Setting the scene
Before I start uploading a backlog of posts about our latest Syrian adventures, I should describe my situation. For two reasons. First, because it’s great. And second, because tonight’s events really testify to our group’s intrepid pursuit of the Internet on a global scale.
Katie, Carlene and I needed the web tonight to post stories and entries, but we couldn’t seem to find a single cafe with wireless access in the bucolic suburbs of Homs. Meanwhile, our guide and dear friend, Osama, seemed confident he could deliver us to the Internet. That’s how, after a 20-minute drive and navigational input from Osama, his close friend, his close friend’s family and people on the side of the street, we located a “computer center,” with an uncanny resemblence to how I imagine a stockroom at CompUSA looked in the early ’90s.
When we got here, a kind patron led us through swinging blue doors, tech-saloon style, to a small office with four prehistoric desktop computers and cardboard boxes of office supplies. That’s where I’m typing from.
Point two: Our absolute willingness to go wherever the Internet happened to lead is just one strand in the greater thematic fabric of our trip. We are always searching for the Internet. It is never easy.
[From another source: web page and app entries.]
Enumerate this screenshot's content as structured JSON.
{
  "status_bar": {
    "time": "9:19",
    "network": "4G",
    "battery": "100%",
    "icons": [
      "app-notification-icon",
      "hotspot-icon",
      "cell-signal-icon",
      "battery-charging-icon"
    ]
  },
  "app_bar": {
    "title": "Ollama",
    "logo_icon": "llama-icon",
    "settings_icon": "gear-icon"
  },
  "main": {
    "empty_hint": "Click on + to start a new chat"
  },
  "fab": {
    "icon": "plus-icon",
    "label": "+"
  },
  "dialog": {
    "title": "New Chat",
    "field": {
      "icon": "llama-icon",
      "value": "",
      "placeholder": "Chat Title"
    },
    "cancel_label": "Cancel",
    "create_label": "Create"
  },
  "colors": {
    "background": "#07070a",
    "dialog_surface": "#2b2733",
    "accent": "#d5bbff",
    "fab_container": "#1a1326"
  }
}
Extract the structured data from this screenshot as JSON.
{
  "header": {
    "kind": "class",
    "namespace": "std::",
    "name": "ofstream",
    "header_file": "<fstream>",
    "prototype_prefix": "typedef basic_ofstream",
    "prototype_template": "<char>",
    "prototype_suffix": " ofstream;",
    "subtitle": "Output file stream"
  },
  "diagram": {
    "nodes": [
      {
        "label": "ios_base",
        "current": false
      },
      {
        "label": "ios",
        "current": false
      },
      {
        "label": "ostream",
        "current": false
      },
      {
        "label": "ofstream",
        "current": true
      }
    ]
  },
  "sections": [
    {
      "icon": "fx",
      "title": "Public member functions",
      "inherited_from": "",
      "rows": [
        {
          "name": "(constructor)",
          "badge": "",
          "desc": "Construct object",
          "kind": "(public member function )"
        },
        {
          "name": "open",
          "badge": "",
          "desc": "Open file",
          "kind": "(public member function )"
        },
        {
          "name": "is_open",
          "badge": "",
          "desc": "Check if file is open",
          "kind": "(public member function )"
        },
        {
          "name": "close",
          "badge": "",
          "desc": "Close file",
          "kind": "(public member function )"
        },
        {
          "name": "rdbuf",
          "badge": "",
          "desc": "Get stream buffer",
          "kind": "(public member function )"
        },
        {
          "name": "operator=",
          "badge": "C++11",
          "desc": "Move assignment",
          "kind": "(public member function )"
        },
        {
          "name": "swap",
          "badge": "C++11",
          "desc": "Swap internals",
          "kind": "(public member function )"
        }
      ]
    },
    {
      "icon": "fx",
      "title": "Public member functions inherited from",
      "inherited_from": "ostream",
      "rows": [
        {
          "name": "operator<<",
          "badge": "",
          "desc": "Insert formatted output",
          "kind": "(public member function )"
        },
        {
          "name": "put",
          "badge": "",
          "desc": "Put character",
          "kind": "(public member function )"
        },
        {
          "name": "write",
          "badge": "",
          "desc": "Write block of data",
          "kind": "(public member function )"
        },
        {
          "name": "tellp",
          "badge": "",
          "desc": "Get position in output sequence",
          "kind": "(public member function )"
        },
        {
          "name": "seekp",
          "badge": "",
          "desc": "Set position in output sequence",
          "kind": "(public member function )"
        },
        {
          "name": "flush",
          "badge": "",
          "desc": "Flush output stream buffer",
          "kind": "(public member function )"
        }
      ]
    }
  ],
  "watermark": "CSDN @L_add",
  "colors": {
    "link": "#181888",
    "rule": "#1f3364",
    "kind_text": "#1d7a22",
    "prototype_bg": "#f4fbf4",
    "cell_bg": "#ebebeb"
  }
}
Not only were we semi-giddy to be en route to any establishment with any degree of web access, but we knew, intuitively, that some bizarre adventure was the prerequisite to finding a place to post.
It’s going to be so weird when I check my e-mail in less than 45 minutes next weekend.